DELHI, La. (KTVE/KARD) — A group of robotic students used their talent to win it all at the Robotics State Championship over the past weekend.

The Delhi Charter School students is now invited to participate in the Robotics World Championship in April.

The robot is conducted by multiple engines programmed with the controller to move or pick up objects for points. The four high school students competed against dozens of other robotic teams. After months of preparation, they brought home first place.

“About 14 hours all together competing, but it was worth it, honestly,” said Rylee Graham, a senior student.

The students started building –what they call ‘guts’ this past summer. Each person had a different job in building it.

“He is the one who does all the competition driving and everything, I do the programming, and then we all build,” said Graham.

Together, the students were able to code the engines to tell the robot what to do. How to spin, pick up disks, and roll the bars all for points.

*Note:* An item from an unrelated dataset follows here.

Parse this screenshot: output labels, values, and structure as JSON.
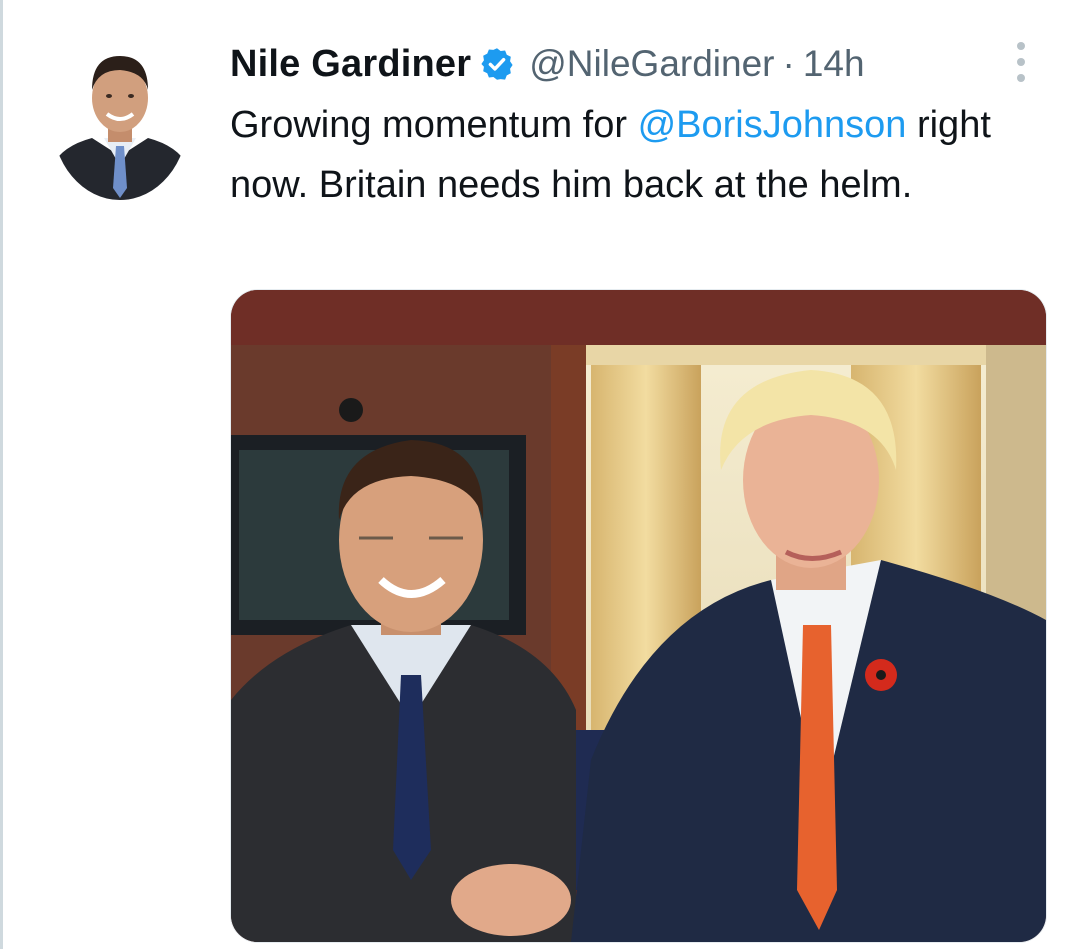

“There are lots of ways to play the game. There isn’t always a set of meta, but traditionally there is one way of scoring better than others,” said Ashton Harrell
Another senior student.

“Matches are very short, so you have to think fast if something goes wrong,” explained Graham.

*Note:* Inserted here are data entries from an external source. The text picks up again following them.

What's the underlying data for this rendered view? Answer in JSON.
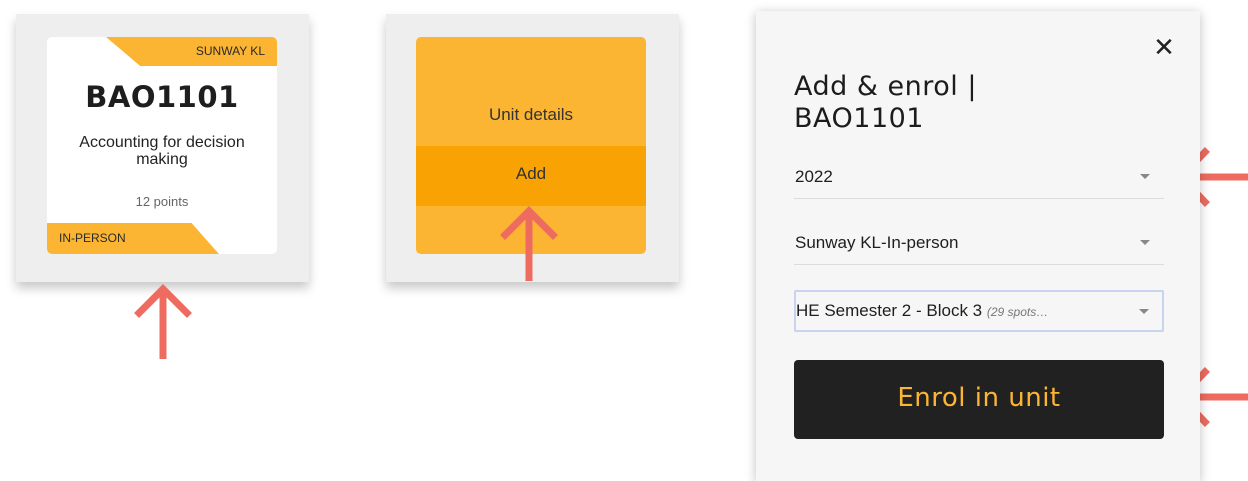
{
  "unit_card": {
    "campus": "SUNWAY KL",
    "code": "BAO1101",
    "name": "Accounting for decision making",
    "points": "12 points",
    "mode": "IN-PERSON"
  },
  "menu_card": {
    "details_label": "Unit details",
    "add_label": "Add"
  },
  "dialog": {
    "close_symbol": "✕",
    "title_line1": "Add & enrol |",
    "title_line2": "BAO1101",
    "year_value": "2022",
    "location_value": "Sunway KL-In-person",
    "teaching_period_value": "HE Semester 2 - Block 3",
    "teaching_period_hint": "(29 spots…",
    "enrol_label": "Enrol in unit"
  },
  "colors": {
    "accent_yellow": "#fbb533",
    "accent_orange": "#f9a203",
    "arrow_red": "#ee6b60",
    "button_dark": "#212121"
  },
  "icons": {
    "close": "close-icon",
    "dropdown": "chevron-down-icon",
    "pointer": "arrow-icon"
  }
}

One of the valuable skills learned among engineering and life skills includes communication. Something this 14-year-old student, Crestin Knight, has learned when competitions get heated.

“Calm down, seat down and take a breather or something like that. kind of just understand it and resolve it.”

Even though the students have established a meta, an ideal robot and way of score and play. The Robotics World Championship may push them to the limit in the game and in their lives.

“The excitement, the adrenaline that you are going to get there from being able to compete there,” said Knight.

“The way that people play the game is going to change as the manual is updated. Our robot is good now but we want it to tear. we want it to be able to compete with anyone,” said Harrell.

“As I started to compete, and I felt the energy of competition, I started getting better at everything I was doing. I completely fell in love with it,” said Graham.

Science teacher Eric Vidrine says this is a proud moment for the Delhi community.

“We are not just a farming community. These kids are going to be able to go off and be engineers and be computer programmers, and even in a small rural town like Delhi, we do have this type of technology here, and we really have these smart kids.”

The team has earned an invitation to participate in the Robotics World Championship in Dallas this upcoming April.